■ WORK REQUEST ■
Once the records have been read, set every one down as it stands.

═════ INPUT FOR THIS TASK

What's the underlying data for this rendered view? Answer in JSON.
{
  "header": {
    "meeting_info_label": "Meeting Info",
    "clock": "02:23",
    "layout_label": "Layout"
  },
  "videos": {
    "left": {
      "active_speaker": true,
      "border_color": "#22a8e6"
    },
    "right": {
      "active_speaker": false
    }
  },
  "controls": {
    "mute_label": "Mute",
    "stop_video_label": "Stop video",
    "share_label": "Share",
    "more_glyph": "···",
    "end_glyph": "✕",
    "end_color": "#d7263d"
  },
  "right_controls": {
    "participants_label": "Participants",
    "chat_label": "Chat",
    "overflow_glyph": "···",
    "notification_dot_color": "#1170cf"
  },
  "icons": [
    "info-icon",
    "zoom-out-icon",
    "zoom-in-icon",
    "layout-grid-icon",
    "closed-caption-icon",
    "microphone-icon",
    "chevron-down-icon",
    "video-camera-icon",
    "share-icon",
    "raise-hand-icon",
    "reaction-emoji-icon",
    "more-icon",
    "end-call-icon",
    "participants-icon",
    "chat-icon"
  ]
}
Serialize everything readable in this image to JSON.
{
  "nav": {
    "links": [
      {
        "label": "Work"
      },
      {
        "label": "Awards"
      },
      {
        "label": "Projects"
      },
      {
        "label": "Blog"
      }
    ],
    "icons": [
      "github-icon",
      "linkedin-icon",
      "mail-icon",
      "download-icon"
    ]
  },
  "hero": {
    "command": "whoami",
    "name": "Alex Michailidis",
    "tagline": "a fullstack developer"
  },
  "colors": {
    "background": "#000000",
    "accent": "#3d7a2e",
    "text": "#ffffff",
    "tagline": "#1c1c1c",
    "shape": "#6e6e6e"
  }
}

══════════

■ WRITTEN REPLY ■
What's the underlying data for this rendered view? Answer in JSON.
{
  "header": {
    "meeting_info_label": "Meeting Info",
    "clock": "02:23",
    "layout_label": "Layout"
  },
  "videos": {
    "left": {
      "active_speaker": true,
      "border_color": "#22a8e6"
    },
    "right": {
      "active_speaker": false
    }
  },
  "controls": {
    "mute_label": "Mute",
    "stop_video_label": "Stop video",
    "share_label": "Share",
    "more_glyph": "···",
    "end_glyph": "✕",
    "end_color": "#d7263d"
  },
  "right_controls": {
    "participants_label": "Participants",
    "chat_label": "Chat",
    "overflow_glyph": "···",
    "notification_dot_color": "#1170cf"
  },
  "icons": [
    "info-icon",
    "zoom-out-icon",
    "zoom-in-icon",
    "layout-grid-icon",
    "closed-caption-icon",
    "microphone-icon",
    "chevron-down-icon",
    "video-camera-icon",
    "share-icon",
    "raise-hand-icon",
    "reaction-emoji-icon",
    "more-icon",
    "end-call-icon",
    "participants-icon",
    "chat-icon"
  ]
}
Serialize everything readable in this image to JSON.
{
  "nav": {
    "links": [
      {
        "label": "Work"
      },
      {
        "label": "Awards"
      },
      {
        "label": "Projects"
      },
      {
        "label": "Blog"
      }
    ],
    "icons": [
      "github-icon",
      "linkedin-icon",
      "mail-icon",
      "download-icon"
    ]
  },
  "hero": {
    "command": "whoami",
    "name": "Alex Michailidis",
    "tagline": "a fullstack developer"
  },
  "colors": {
    "background": "#000000",
    "accent": "#3d7a2e",
    "text": "#ffffff",
    "tagline": "#1c1c1c",
    "shape": "#6e6e6e"
  }
}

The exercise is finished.